- [Requirement]: Line by line, restate the listing below without any change.

- [Provided data]:
-- Opening Marker --
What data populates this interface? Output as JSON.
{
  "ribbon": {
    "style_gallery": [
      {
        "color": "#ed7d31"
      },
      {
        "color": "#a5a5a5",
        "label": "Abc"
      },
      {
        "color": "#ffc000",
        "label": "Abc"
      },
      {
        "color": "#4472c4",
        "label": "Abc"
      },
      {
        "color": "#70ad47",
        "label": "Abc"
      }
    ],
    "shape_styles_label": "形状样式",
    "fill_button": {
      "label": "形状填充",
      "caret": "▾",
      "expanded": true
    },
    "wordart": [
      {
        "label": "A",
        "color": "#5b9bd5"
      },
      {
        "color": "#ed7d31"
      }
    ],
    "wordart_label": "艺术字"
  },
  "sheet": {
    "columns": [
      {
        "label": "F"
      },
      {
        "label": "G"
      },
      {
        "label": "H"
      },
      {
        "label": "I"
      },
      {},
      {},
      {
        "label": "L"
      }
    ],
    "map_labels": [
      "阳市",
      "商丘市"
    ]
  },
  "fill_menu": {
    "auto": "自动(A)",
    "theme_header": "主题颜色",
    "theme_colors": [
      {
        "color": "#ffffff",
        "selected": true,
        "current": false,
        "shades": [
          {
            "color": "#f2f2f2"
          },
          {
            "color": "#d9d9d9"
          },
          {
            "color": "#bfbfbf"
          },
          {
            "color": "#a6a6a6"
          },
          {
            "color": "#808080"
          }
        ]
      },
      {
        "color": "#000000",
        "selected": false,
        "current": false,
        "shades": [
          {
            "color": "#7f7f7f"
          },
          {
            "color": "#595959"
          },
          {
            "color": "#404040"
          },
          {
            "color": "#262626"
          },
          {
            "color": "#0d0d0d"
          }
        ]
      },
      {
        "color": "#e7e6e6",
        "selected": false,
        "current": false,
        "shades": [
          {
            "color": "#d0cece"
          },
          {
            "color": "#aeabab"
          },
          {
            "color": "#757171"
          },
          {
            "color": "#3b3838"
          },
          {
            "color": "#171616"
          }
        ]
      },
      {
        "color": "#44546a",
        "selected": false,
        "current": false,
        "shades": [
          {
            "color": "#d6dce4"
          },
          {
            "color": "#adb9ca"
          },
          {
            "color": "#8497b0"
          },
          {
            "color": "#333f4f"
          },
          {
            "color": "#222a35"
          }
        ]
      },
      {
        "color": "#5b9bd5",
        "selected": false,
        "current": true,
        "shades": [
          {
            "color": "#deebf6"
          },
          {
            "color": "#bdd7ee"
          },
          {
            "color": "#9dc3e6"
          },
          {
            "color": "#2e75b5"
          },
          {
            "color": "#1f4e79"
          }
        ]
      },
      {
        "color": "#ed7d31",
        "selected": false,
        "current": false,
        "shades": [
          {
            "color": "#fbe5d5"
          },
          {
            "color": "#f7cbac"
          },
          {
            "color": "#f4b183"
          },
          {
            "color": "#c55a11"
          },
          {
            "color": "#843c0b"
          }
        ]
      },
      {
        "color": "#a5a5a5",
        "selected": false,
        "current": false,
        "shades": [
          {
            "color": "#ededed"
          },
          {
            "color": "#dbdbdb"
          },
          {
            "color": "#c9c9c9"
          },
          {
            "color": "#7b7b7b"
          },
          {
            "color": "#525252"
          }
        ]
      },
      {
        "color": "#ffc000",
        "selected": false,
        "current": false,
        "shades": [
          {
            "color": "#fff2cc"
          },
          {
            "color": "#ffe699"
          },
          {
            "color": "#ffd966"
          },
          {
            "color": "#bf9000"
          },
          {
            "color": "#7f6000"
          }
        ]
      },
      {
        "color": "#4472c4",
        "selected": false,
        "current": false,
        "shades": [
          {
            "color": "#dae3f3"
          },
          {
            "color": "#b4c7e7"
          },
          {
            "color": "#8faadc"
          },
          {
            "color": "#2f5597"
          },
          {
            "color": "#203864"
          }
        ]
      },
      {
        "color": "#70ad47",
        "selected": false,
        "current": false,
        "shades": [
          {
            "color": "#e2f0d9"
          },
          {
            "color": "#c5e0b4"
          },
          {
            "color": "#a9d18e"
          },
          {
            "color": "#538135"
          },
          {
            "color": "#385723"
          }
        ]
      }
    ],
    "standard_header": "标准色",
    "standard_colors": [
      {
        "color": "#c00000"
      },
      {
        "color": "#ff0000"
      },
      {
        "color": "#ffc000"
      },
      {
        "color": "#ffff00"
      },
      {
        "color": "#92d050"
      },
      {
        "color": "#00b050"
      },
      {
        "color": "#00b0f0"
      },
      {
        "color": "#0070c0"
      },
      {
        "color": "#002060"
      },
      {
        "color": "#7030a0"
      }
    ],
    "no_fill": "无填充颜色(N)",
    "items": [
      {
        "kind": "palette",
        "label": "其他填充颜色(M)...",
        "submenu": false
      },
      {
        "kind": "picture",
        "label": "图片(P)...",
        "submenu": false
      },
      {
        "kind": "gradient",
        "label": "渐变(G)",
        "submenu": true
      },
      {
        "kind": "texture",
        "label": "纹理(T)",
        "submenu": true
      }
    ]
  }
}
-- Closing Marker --
- [Problem solution]:
What data populates this interface? Output as JSON.
{
  "ribbon": {
    "style_gallery": [
      {
        "color": "#ed7d31"
      },
      {
        "color": "#a5a5a5",
        "label": "Abc"
      },
      {
        "color": "#ffc000",
        "label": "Abc"
      },
      {
        "color": "#4472c4",
        "label": "Abc"
      },
      {
        "color": "#70ad47",
        "label": "Abc"
      }
    ],
    "shape_styles_label": "形状样式",
    "fill_button": {
      "label": "形状填充",
      "caret": "▾",
      "expanded": true
    },
    "wordart": [
      {
        "label": "A",
        "color": "#5b9bd5"
      },
      {
        "color": "#ed7d31"
      }
    ],
    "wordart_label": "艺术字"
  },
  "sheet": {
    "columns": [
      {
        "label": "F"
      },
      {
        "label": "G"
      },
      {
        "label": "H"
      },
      {
        "label": "I"
      },
      {},
      {},
      {
        "label": "L"
      }
    ],
    "map_labels": [
      "阳市",
      "商丘市"
    ]
  },
  "fill_menu": {
    "auto": "自动(A)",
    "theme_header": "主题颜色",
    "theme_colors": [
      {
        "color": "#ffffff",
        "selected": true,
        "current": false,
        "shades": [
          {
            "color": "#f2f2f2"
          },
          {
            "color": "#d9d9d9"
          },
          {
            "color": "#bfbfbf"
          },
          {
            "color": "#a6a6a6"
          },
          {
            "color": "#808080"
          }
        ]
      },
      {
        "color": "#000000",
        "selected": false,
        "current": false,
        "shades": [
          {
            "color": "#7f7f7f"
          },
          {
            "color": "#595959"
          },
          {
            "color": "#404040"
          },
          {
            "color": "#262626"
          },
          {
            "color": "#0d0d0d"
          }
        ]
      },
      {
        "color": "#e7e6e6",
        "selected": false,
        "current": false,
        "shades": [
          {
            "color": "#d0cece"
          },
          {
            "color": "#aeabab"
          },
          {
            "color": "#757171"
          },
          {
            "color": "#3b3838"
          },
          {
            "color": "#171616"
          }
        ]
      },
      {
        "color": "#44546a",
        "selected": false,
        "current": false,
        "shades": [
          {
            "color": "#d6dce4"
          },
          {
            "color": "#adb9ca"
          },
          {
            "color": "#8497b0"
          },
          {
            "color": "#333f4f"
          },
          {
            "color": "#222a35"
          }
        ]
      },
      {
        "color": "#5b9bd5",
        "selected": false,
        "current": true,
        "shades": [
          {
            "color": "#deebf6"
          },
          {
            "color": "#bdd7ee"
          },
          {
            "color": "#9dc3e6"
          },
          {
            "color": "#2e75b5"
          },
          {
            "color": "#1f4e79"
          }
        ]
      },
      {
        "color": "#ed7d31",
        "selected": false,
        "current": false,
        "shades": [
          {
            "color": "#fbe5d5"
          },
          {
            "color": "#f7cbac"
          },
          {
            "color": "#f4b183"
          },
          {
            "color": "#c55a11"
          },
          {
            "color": "#843c0b"
          }
        ]
      },
      {
        "color": "#a5a5a5",
        "selected": false,
        "current": false,
        "shades": [
          {
            "color": "#ededed"
          },
          {
            "color": "#dbdbdb"
          },
          {
            "color": "#c9c9c9"
          },
          {
            "color": "#7b7b7b"
          },
          {
            "color": "#525252"
          }
        ]
      },
      {
        "color": "#ffc000",
        "selected": false,
        "current": false,
        "shades": [
          {
            "color": "#fff2cc"
          },
          {
            "color": "#ffe699"
          },
          {
            "color": "#ffd966"
          },
          {
            "color": "#bf9000"
          },
          {
            "color": "#7f6000"
          }
        ]
      },
      {
        "color": "#4472c4",
        "selected": false,
        "current": false,
        "shades": [
          {
            "color": "#dae3f3"
          },
          {
            "color": "#b4c7e7"
          },
          {
            "color": "#8faadc"
          },
          {
            "color": "#2f5597"
          },
          {
            "color": "#203864"
          }
        ]
      },
      {
        "color": "#70ad47",
        "selected": false,
        "current": false,
        "shades": [
          {
            "color": "#e2f0d9"
          },
          {
            "color": "#c5e0b4"
          },
          {
            "color": "#a9d18e"
          },
          {
            "color": "#538135"
          },
          {
            "color": "#385723"
          }
        ]
      }
    ],
    "standard_header": "标准色",
    "standard_colors": [
      {
        "color": "#c00000"
      },
      {
        "color": "#ff0000"
      },
      {
        "color": "#ffc000"
      },
      {
        "color": "#ffff00"
      },
      {
        "color": "#92d050"
      },
      {
        "color": "#00b050"
      },
      {
        "color": "#00b0f0"
      },
      {
        "color": "#0070c0"
      },
      {
        "color": "#002060"
      },
      {
        "color": "#7030a0"
      }
    ],
    "no_fill": "无填充颜色(N)",
    "items": [
      {
        "kind": "palette",
        "label": "其他填充颜色(M)...",
        "submenu": false
      },
      {
        "kind": "picture",
        "label": "图片(P)...",
        "submenu": false
      },
      {
        "kind": "gradient",
        "label": "渐变(G)",
        "submenu": true
      },
      {
        "kind": "texture",
        "label": "纹理(T)",
        "submenu": true
      }
    ]
  }
}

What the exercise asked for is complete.